Stored items from a collection

══════════════════════════════

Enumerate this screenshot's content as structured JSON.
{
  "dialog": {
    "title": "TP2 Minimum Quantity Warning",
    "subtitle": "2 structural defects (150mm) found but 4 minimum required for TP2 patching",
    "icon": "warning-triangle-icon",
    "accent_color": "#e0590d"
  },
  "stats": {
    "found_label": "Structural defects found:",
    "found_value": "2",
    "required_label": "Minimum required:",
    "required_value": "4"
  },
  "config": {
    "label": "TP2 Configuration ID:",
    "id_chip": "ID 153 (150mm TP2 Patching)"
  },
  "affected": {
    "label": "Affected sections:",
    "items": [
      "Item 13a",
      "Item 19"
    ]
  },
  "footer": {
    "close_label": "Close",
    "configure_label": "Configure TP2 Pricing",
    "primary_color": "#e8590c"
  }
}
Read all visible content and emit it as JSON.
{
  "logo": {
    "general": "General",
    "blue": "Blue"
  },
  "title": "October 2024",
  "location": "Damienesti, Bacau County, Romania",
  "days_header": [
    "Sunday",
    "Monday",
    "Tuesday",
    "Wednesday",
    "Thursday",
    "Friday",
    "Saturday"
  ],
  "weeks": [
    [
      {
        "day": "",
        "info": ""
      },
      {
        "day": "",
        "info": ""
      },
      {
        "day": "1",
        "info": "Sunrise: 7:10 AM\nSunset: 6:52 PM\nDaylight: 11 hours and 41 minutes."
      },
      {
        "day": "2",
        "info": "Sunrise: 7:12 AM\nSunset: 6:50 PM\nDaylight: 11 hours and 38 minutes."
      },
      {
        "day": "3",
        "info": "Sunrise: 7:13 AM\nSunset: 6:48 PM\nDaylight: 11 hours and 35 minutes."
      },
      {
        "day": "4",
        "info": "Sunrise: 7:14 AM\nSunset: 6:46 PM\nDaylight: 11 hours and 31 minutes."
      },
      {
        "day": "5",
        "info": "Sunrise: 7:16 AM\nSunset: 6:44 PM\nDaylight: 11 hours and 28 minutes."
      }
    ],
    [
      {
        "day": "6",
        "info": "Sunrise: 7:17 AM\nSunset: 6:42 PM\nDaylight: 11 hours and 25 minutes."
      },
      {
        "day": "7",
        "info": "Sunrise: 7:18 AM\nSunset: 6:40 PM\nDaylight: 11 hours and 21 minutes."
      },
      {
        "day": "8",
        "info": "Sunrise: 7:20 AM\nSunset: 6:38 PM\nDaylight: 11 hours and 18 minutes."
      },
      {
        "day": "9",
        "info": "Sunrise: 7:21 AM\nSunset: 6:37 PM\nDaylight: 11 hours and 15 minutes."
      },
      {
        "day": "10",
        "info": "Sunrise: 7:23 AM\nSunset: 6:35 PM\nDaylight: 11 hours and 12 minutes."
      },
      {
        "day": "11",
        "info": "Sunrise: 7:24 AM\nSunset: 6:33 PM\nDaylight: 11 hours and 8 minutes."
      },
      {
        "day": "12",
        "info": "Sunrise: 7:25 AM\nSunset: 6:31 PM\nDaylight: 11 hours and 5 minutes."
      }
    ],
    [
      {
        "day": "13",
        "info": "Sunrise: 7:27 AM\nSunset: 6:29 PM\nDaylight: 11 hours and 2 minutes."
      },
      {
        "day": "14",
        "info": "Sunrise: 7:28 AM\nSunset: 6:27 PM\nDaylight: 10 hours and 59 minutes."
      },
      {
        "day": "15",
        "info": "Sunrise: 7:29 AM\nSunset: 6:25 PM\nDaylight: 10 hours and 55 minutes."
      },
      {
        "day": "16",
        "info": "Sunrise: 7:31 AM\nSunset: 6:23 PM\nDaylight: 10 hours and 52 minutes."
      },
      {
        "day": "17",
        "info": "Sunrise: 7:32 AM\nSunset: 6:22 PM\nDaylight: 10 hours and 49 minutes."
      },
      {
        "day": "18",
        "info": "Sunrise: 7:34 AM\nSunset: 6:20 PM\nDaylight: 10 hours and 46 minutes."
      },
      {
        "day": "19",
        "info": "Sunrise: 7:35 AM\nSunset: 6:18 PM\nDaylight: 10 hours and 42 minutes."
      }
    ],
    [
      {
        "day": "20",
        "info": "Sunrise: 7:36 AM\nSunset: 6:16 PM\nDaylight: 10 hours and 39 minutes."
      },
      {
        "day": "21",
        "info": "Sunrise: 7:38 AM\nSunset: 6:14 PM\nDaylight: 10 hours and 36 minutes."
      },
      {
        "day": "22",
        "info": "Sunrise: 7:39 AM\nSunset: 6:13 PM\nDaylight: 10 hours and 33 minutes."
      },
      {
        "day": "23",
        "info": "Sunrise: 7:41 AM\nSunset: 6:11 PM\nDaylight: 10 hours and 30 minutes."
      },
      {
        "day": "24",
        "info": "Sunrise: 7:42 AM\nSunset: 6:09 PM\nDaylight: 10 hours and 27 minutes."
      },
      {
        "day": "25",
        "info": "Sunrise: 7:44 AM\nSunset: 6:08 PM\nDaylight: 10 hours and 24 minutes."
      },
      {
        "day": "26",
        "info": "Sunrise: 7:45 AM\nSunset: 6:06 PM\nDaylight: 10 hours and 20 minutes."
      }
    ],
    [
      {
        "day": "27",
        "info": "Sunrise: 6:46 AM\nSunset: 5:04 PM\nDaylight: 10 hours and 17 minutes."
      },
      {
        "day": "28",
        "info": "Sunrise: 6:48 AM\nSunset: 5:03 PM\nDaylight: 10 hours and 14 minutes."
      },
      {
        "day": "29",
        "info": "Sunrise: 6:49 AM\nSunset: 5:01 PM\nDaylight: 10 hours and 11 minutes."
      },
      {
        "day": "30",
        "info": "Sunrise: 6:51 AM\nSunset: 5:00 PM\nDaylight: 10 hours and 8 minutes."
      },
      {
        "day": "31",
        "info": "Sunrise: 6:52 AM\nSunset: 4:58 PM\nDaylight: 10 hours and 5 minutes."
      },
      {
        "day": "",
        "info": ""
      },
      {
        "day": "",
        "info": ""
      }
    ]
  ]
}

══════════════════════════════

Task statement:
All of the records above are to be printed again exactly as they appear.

Your solution:
Enumerate this screenshot's content as structured JSON.
{
  "dialog": {
    "title": "TP2 Minimum Quantity Warning",
    "subtitle": "2 structural defects (150mm) found but 4 minimum required for TP2 patching",
    "icon": "warning-triangle-icon",
    "accent_color": "#e0590d"
  },
  "stats": {
    "found_label": "Structural defects found:",
    "found_value": "2",
    "required_label": "Minimum required:",
    "required_value": "4"
  },
  "config": {
    "label": "TP2 Configuration ID:",
    "id_chip": "ID 153 (150mm TP2 Patching)"
  },
  "affected": {
    "label": "Affected sections:",
    "items": [
      "Item 13a",
      "Item 19"
    ]
  },
  "footer": {
    "close_label": "Close",
    "configure_label": "Configure TP2 Pricing",
    "primary_color": "#e8590c"
  }
}
Read all visible content and emit it as JSON.
{
  "logo": {
    "general": "General",
    "blue": "Blue"
  },
  "title": "October 2024",
  "location": "Damienesti, Bacau County, Romania",
  "days_header": [
    "Sunday",
    "Monday",
    "Tuesday",
    "Wednesday",
    "Thursday",
    "Friday",
    "Saturday"
  ],
  "weeks": [
    [
      {
        "day": "",
        "info": ""
      },
      {
        "day": "",
        "info": ""
      },
      {
        "day": "1",
        "info": "Sunrise: 7:10 AM\nSunset: 6:52 PM\nDaylight: 11 hours and 41 minutes."
      },
      {
        "day": "2",
        "info": "Sunrise: 7:12 AM\nSunset: 6:50 PM\nDaylight: 11 hours and 38 minutes."
      },
      {
        "day": "3",
        "info": "Sunrise: 7:13 AM\nSunset: 6:48 PM\nDaylight: 11 hours and 35 minutes."
      },
      {
        "day": "4",
        "info": "Sunrise: 7:14 AM\nSunset: 6:46 PM\nDaylight: 11 hours and 31 minutes."
      },
      {
        "day": "5",
        "info": "Sunrise: 7:16 AM\nSunset: 6:44 PM\nDaylight: 11 hours and 28 minutes."
      }
    ],
    [
      {
        "day": "6",
        "info": "Sunrise: 7:17 AM\nSunset: 6:42 PM\nDaylight: 11 hours and 25 minutes."
      },
      {
        "day": "7",
        "info": "Sunrise: 7:18 AM\nSunset: 6:40 PM\nDaylight: 11 hours and 21 minutes."
      },
      {
        "day": "8",
        "info": "Sunrise: 7:20 AM\nSunset: 6:38 PM\nDaylight: 11 hours and 18 minutes."
      },
      {
        "day": "9",
        "info": "Sunrise: 7:21 AM\nSunset: 6:37 PM\nDaylight: 11 hours and 15 minutes."
      },
      {
        "day": "10",
        "info": "Sunrise: 7:23 AM\nSunset: 6:35 PM\nDaylight: 11 hours and 12 minutes."
      },
      {
        "day": "11",
        "info": "Sunrise: 7:24 AM\nSunset: 6:33 PM\nDaylight: 11 hours and 8 minutes."
      },
      {
        "day": "12",
        "info": "Sunrise: 7:25 AM\nSunset: 6:31 PM\nDaylight: 11 hours and 5 minutes."
      }
    ],
    [
      {
        "day": "13",
        "info": "Sunrise: 7:27 AM\nSunset: 6:29 PM\nDaylight: 11 hours and 2 minutes."
      },
      {
        "day": "14",
        "info": "Sunrise: 7:28 AM\nSunset: 6:27 PM\nDaylight: 10 hours and 59 minutes."
      },
      {
        "day": "15",
        "info": "Sunrise: 7:29 AM\nSunset: 6:25 PM\nDaylight: 10 hours and 55 minutes."
      },
      {
        "day": "16",
        "info": "Sunrise: 7:31 AM\nSunset: 6:23 PM\nDaylight: 10 hours and 52 minutes."
      },
      {
        "day": "17",
        "info": "Sunrise: 7:32 AM\nSunset: 6:22 PM\nDaylight: 10 hours and 49 minutes."
      },
      {
        "day": "18",
        "info": "Sunrise: 7:34 AM\nSunset: 6:20 PM\nDaylight: 10 hours and 46 minutes."
      },
      {
        "day": "19",
        "info": "Sunrise: 7:35 AM\nSunset: 6:18 PM\nDaylight: 10 hours and 42 minutes."
      }
    ],
    [
      {
        "day": "20",
        "info": "Sunrise: 7:36 AM\nSunset: 6:16 PM\nDaylight: 10 hours and 39 minutes."
      },
      {
        "day": "21",
        "info": "Sunrise: 7:38 AM\nSunset: 6:14 PM\nDaylight: 10 hours and 36 minutes."
      },
      {
        "day": "22",
        "info": "Sunrise: 7:39 AM\nSunset: 6:13 PM\nDaylight: 10 hours and 33 minutes."
      },
      {
        "day": "23",
        "info": "Sunrise: 7:41 AM\nSunset: 6:11 PM\nDaylight: 10 hours and 30 minutes."
      },
      {
        "day": "24",
        "info": "Sunrise: 7:42 AM\nSunset: 6:09 PM\nDaylight: 10 hours and 27 minutes."
      },
      {
        "day": "25",
        "info": "Sunrise: 7:44 AM\nSunset: 6:08 PM\nDaylight: 10 hours and 24 minutes."
      },
      {
        "day": "26",
        "info": "Sunrise: 7:45 AM\nSunset: 6:06 PM\nDaylight: 10 hours and 20 minutes."
      }
    ],
    [
      {
        "day": "27",
        "info": "Sunrise: 6:46 AM\nSunset: 5:04 PM\nDaylight: 10 hours and 17 minutes."
      },
      {
        "day": "28",
        "info": "Sunrise: 6:48 AM\nSunset: 5:03 PM\nDaylight: 10 hours and 14 minutes."
      },
      {
        "day": "29",
        "info": "Sunrise: 6:49 AM\nSunset: 5:01 PM\nDaylight: 10 hours and 11 minutes."
      },
      {
        "day": "30",
        "info": "Sunrise: 6:51 AM\nSunset: 5:00 PM\nDaylight: 10 hours and 8 minutes."
      },
      {
        "day": "31",
        "info": "Sunrise: 6:52 AM\nSunset: 4:58 PM\nDaylight: 10 hours and 5 minutes."
      },
      {
        "day": "",
        "info": ""
      },
      {
        "day": "",
        "info": ""
      }
    ]
  ]
}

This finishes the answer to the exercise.